> _Problem statement_
The answer must consist of the entries, copied exactly and in full.

> _Given information_
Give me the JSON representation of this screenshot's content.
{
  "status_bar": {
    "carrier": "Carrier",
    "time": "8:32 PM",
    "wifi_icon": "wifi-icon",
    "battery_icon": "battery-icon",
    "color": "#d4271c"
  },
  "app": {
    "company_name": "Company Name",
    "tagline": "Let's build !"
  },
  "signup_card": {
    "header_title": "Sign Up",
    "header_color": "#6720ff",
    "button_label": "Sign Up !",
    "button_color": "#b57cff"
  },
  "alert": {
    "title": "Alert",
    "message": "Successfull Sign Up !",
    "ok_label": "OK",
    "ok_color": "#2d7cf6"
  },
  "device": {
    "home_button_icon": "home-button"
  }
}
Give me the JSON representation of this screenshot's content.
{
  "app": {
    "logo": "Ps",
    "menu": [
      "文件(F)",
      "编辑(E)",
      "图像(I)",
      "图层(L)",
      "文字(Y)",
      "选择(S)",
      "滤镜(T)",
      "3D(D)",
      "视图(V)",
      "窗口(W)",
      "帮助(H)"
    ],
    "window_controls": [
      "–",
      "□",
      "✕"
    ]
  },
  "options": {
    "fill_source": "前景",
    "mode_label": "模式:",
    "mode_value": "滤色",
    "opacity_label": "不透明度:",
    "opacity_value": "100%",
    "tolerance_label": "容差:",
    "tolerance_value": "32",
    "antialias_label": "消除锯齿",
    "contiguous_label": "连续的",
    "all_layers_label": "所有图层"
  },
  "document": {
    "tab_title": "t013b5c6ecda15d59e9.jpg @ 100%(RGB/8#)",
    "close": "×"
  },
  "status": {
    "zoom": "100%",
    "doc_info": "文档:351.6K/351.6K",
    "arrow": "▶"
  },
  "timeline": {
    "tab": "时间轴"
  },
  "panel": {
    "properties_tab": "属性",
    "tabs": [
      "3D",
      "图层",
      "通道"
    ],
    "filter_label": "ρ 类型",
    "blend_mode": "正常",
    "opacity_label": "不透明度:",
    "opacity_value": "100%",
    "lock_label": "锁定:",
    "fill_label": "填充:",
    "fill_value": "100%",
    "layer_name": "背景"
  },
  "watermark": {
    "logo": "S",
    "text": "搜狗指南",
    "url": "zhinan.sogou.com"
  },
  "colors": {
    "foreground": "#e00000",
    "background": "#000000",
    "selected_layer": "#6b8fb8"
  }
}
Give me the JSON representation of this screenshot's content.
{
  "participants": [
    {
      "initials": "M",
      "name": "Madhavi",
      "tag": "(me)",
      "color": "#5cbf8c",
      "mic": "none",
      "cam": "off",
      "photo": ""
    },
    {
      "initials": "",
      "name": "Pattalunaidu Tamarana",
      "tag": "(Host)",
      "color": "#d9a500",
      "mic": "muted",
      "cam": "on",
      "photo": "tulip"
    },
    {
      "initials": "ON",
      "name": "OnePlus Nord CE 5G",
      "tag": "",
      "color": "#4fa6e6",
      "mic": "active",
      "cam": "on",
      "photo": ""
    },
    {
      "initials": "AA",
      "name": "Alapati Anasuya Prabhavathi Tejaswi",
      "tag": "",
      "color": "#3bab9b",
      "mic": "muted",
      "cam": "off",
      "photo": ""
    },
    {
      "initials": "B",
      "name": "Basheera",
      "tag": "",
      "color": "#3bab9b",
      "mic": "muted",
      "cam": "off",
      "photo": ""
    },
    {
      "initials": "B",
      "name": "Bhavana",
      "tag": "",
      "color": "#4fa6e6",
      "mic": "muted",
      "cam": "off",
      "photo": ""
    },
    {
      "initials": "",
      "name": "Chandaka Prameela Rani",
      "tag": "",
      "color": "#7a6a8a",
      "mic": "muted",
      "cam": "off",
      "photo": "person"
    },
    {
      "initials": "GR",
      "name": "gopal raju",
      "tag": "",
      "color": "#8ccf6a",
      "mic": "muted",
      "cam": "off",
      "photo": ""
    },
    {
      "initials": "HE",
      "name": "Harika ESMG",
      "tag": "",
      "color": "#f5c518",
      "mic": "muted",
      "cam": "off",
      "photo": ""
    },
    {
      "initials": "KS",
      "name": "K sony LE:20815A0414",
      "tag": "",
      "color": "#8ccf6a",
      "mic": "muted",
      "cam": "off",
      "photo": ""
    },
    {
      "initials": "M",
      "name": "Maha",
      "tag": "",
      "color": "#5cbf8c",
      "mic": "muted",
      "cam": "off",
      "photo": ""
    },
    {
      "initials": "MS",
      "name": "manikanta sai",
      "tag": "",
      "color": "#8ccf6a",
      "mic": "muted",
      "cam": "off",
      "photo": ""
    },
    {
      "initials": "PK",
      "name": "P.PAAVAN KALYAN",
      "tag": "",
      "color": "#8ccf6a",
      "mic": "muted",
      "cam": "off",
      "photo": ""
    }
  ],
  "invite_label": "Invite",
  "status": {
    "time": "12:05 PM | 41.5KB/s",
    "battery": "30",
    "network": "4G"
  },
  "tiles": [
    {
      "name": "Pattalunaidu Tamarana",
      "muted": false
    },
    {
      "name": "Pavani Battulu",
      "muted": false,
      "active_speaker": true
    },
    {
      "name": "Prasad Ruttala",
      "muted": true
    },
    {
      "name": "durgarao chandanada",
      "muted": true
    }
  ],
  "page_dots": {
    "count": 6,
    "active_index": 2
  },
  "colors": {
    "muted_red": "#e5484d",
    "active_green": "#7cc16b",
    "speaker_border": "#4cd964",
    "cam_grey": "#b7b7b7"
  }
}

> _Written solution_
Give me the JSON representation of this screenshot's content.
{
  "status_bar": {
    "carrier": "Carrier",
    "time": "8:32 PM",
    "wifi_icon": "wifi-icon",
    "battery_icon": "battery-icon",
    "color": "#d4271c"
  },
  "app": {
    "company_name": "Company Name",
    "tagline": "Let's build !"
  },
  "signup_card": {
    "header_title": "Sign Up",
    "header_color": "#6720ff",
    "button_label": "Sign Up !",
    "button_color": "#b57cff"
  },
  "alert": {
    "title": "Alert",
    "message": "Successfull Sign Up !",
    "ok_label": "OK",
    "ok_color": "#2d7cf6"
  },
  "device": {
    "home_button_icon": "home-button"
  }
}
Give me the JSON representation of this screenshot's content.
{
  "app": {
    "logo": "Ps",
    "menu": [
      "文件(F)",
      "编辑(E)",
      "图像(I)",
      "图层(L)",
      "文字(Y)",
      "选择(S)",
      "滤镜(T)",
      "3D(D)",
      "视图(V)",
      "窗口(W)",
      "帮助(H)"
    ],
    "window_controls": [
      "–",
      "□",
      "✕"
    ]
  },
  "options": {
    "fill_source": "前景",
    "mode_label": "模式:",
    "mode_value": "滤色",
    "opacity_label": "不透明度:",
    "opacity_value": "100%",
    "tolerance_label": "容差:",
    "tolerance_value": "32",
    "antialias_label": "消除锯齿",
    "contiguous_label": "连续的",
    "all_layers_label": "所有图层"
  },
  "document": {
    "tab_title": "t013b5c6ecda15d59e9.jpg @ 100%(RGB/8#)",
    "close": "×"
  },
  "status": {
    "zoom": "100%",
    "doc_info": "文档:351.6K/351.6K",
    "arrow": "▶"
  },
  "timeline": {
    "tab": "时间轴"
  },
  "panel": {
    "properties_tab": "属性",
    "tabs": [
      "3D",
      "图层",
      "通道"
    ],
    "filter_label": "ρ 类型",
    "blend_mode": "正常",
    "opacity_label": "不透明度:",
    "opacity_value": "100%",
    "lock_label": "锁定:",
    "fill_label": "填充:",
    "fill_value": "100%",
    "layer_name": "背景"
  },
  "watermark": {
    "logo": "S",
    "text": "搜狗指南",
    "url": "zhinan.sogou.com"
  },
  "colors": {
    "foreground": "#e00000",
    "background": "#000000",
    "selected_layer": "#6b8fb8"
  }
}
Give me the JSON representation of this screenshot's content.
{
  "participants": [
    {
      "initials": "M",
      "name": "Madhavi",
      "tag": "(me)",
      "color": "#5cbf8c",
      "mic": "none",
      "cam": "off",
      "photo": ""
    },
    {
      "initials": "",
      "name": "Pattalunaidu Tamarana",
      "tag": "(Host)",
      "color": "#d9a500",
      "mic": "muted",
      "cam": "on",
      "photo": "tulip"
    },
    {
      "initials": "ON",
      "name": "OnePlus Nord CE 5G",
      "tag": "",
      "color": "#4fa6e6",
      "mic": "active",
      "cam": "on",
      "photo": ""
    },
    {
      "initials": "AA",
      "name": "Alapati Anasuya Prabhavathi Tejaswi",
      "tag": "",
      "color": "#3bab9b",
      "mic": "muted",
      "cam": "off",
      "photo": ""
    },
    {
      "initials": "B",
      "name": "Basheera",
      "tag": "",
      "color": "#3bab9b",
      "mic": "muted",
      "cam": "off",
      "photo": ""
    },
    {
      "initials": "B",
      "name": "Bhavana",
      "tag": "",
      "color": "#4fa6e6",
      "mic": "muted",
      "cam": "off",
      "photo": ""
    },
    {
      "initials": "",
      "name": "Chandaka Prameela Rani",
      "tag": "",
      "color": "#7a6a8a",
      "mic": "muted",
      "cam": "off",
      "photo": "person"
    },
    {
      "initials": "GR",
      "name": "gopal raju",
      "tag": "",
      "color": "#8ccf6a",
      "mic": "muted",
      "cam": "off",
      "photo": ""
    },
    {
      "initials": "HE",
      "name": "Harika ESMG",
      "tag": "",
      "color": "#f5c518",
      "mic": "muted",
      "cam": "off",
      "photo": ""
    },
    {
      "initials": "KS",
      "name": "K sony LE:20815A0414",
      "tag": "",
      "color": "#8ccf6a",
      "mic": "muted",
      "cam": "off",
      "photo": ""
    },
    {
      "initials": "M",
      "name": "Maha",
      "tag": "",
      "color": "#5cbf8c",
      "mic": "muted",
      "cam": "off",
      "photo": ""
    },
    {
      "initials": "MS",
      "name": "manikanta sai",
      "tag": "",
      "color": "#8ccf6a",
      "mic": "muted",
      "cam": "off",
      "photo": ""
    },
    {
      "initials": "PK",
      "name": "P.PAAVAN KALYAN",
      "tag": "",
      "color": "#8ccf6a",
      "mic": "muted",
      "cam": "off",
      "photo": ""
    }
  ],
  "invite_label": "Invite",
  "status": {
    "time": "12:05 PM | 41.5KB/s",
    "battery": "30",
    "network": "4G"
  },
  "tiles": [
    {
      "name": "Pattalunaidu Tamarana",
      "muted": false
    },
    {
      "name": "Pavani Battulu",
      "muted": false,
      "active_speaker": true
    },
    {
      "name": "Prasad Ruttala",
      "muted": true
    },
    {
      "name": "durgarao chandanada",
      "muted": true
    }
  ],
  "page_dots": {
    "count": 6,
    "active_index": 2
  },
  "colors": {
    "muted_red": "#e5484d",
    "active_green": "#7cc16b",
    "speaker_border": "#4cd964",
    "cam_grey": "#b7b7b7"
  }
}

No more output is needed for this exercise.